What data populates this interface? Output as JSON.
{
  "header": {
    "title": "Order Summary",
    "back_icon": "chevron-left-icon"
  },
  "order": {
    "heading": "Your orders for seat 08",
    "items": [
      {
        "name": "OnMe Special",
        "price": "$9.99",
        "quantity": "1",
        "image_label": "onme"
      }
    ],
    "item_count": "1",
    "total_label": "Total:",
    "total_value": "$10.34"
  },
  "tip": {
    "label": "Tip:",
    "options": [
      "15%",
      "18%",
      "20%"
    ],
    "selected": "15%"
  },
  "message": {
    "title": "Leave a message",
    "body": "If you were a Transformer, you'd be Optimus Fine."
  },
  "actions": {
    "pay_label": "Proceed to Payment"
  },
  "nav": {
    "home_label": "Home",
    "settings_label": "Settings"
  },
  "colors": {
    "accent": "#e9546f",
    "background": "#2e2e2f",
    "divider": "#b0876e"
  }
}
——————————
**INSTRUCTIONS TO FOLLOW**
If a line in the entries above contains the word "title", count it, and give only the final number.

**WRITTEN SOLUTION**
2